One of the most depressing global trends of the last 18 months has been the changing nature of terror attacks on public spaces – the use of everyday vehicles as unsophisticated, hard-to-prevent weapons for destruction and fear in cities as different as Tel Aviv, London, New York, Stockholm, Paris, Nice, Barcelona, Guatemala City and Charlottesville.
The popularity of this tactic by organised groups and “lone wolves” has accelerated rapidly in recent years. Yannick Veilleux-Lapage, of the Hand Centre for the Study of Terrorism and Political Violence at the University of St Andrews, in Scotland, says the increase in vehicle attacks is easy to explain.
“Vehicle-ramming attacks are comparatively easy to plan and carry out without detection,” Veilleux-Lapage says. “The weapon involved is perfectly legal to own and operate, but can be devastating; that much was made plain by the 2016 truck attack in Nice, which killed 86 people and injured hundreds.”
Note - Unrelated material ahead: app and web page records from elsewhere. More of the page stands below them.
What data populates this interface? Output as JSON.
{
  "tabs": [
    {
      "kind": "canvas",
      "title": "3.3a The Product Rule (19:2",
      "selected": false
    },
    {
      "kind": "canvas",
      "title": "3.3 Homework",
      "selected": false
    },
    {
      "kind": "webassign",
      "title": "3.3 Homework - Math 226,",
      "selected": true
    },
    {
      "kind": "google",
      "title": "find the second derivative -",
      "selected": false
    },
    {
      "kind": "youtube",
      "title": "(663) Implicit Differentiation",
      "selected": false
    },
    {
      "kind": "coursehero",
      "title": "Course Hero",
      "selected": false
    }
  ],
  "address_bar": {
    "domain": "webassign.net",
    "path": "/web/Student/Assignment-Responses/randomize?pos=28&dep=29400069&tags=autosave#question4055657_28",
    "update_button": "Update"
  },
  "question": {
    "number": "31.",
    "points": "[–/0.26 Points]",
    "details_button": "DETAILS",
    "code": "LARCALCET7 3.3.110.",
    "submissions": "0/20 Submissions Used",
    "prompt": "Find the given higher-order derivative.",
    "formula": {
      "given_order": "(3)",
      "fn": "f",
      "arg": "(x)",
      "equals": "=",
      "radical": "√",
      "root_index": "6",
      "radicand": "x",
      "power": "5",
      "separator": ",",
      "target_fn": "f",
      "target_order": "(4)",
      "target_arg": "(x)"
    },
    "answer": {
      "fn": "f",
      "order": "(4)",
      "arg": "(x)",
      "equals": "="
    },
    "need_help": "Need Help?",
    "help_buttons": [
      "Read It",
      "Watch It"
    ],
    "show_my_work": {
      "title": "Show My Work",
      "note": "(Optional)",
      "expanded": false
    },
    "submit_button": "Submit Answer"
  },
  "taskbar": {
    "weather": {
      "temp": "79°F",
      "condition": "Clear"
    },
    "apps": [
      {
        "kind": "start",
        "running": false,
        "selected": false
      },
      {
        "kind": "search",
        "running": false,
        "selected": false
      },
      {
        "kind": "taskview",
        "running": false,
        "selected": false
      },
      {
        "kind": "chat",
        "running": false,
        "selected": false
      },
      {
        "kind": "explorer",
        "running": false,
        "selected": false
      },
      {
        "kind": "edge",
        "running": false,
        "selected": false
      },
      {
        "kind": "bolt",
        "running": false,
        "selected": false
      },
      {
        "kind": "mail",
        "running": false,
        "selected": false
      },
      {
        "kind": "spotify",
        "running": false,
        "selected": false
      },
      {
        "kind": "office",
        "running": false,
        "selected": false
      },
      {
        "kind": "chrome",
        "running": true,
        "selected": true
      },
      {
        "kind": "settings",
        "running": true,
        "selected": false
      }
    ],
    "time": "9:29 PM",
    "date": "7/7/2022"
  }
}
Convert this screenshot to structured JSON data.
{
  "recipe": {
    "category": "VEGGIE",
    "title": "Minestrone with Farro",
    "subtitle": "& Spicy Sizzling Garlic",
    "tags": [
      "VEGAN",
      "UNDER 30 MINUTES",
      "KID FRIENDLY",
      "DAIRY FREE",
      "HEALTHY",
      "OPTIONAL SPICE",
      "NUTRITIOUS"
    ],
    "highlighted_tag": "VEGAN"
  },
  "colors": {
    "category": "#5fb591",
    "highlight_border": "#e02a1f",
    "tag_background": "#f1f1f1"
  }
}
While African cities haven’t seen the same increase in vehicle-based terror attacks, the issue of security in public spaces is never far from the mind.
“We are living in an age where global terror is a reality and we need to consider what role design of these public spaces can play to address threats of terror,” says Rashiq Fatar, director of Future Cape Town. “How are designers and practitioners engaging with issues of security on a national scale? If our places of celebration are now targets for terror, is there any way or level on which we can collectively engage with this?”
The challenge facing urban planners is how to protect against crude attacks, while at the same time creating spaces that the public wants to use and benefit from. A feeling of security is essential to public space; over-visible and zealous security detracts from its appeal.
Speaking at a “Future of Public Space” event, Barbara Southworth of GAPP Architects and Urban Designers illustrated this by looking at the changes in Cape Town’s V&A Waterfront over the last two decades – from a fenced-off and “secure” area to one that thrives as a spot for tourism and commerce.
One response to vehicle attacks has been the development of dual-use street furniture and public artworks. Everyday objects such as benches, planters and sculptures combine practical or aesthetic value with passive protection and “anti-hostile vehicle” features. These vary wildly – from the controversial Camden Bench, which acts as a road block, to a flying fish sculpture in Port Everglades, a whole industry has grown up around designing spaces that are protective, but non-threatening.
Perhaps the most famous example is outside the London home of Arsenal football club, where concrete lettering and giant cannons representing the team logo allow pedestrians through, but offer tough protection against trucks.
Here in South Africa, we’re more used to seeing overt security in public spaces than most, but Fatar says intelligent and innovative design is often hampered by the complexity of getting things done.
“While public spaces are commonly only the domain of government, it is often the case that no department or task team has final responsibility for them, despite the importance of public space in the local context,” he says. “This results in a runaround process between various departments, where would-be public place-makers often struggle with layers of internal communication, collaboration and competition.”
This can lead to security measures becoming ad hoc and out of place, rather than being implemented in design. But then again, in South Africa a greater mindshift may need to take place. Far from being part of the solution to security, public artworks and design elements are often seen as a problem for security, writes Caroline Wanjika Kihato in a 2015 publication, Urban Safety and Security.
“The priority in public art interventions has been ensuring that the artwork itself is not a danger to those who use it and that it is safe from vandalism.”
Good, bad and ugly
There are plenty of examples of badly designed security measures in cities around the world, with crude concrete barriers thrown up across streets and rolls of razor-wire fencing. But design isn’t always easy to get right either. Perhaps the most controversial secure architecture is the Camden Bench, which isn’t just a tough concrete structure in disguise. Its design prevents bags from being hidden beneath the seats, which are in turn angled to prevent people from loitering or sleeping on them. It’s safe, but has been criticised as being aggressively anti-people. Other interventions, on the other hand, are truly beautiful. In 2012, cruiseline operator Royal Caribbean installed a hanging artwork by Larry Kirkland called “Cruising School”. This is a 7m-high sculpture made up of 300 fish silhouettes, which delights passengers as they board at Port Everglades, Florida. The artwork sits in a large atrium space and prevents objects from being thrown from the lobby to the area beyond the security screening posts.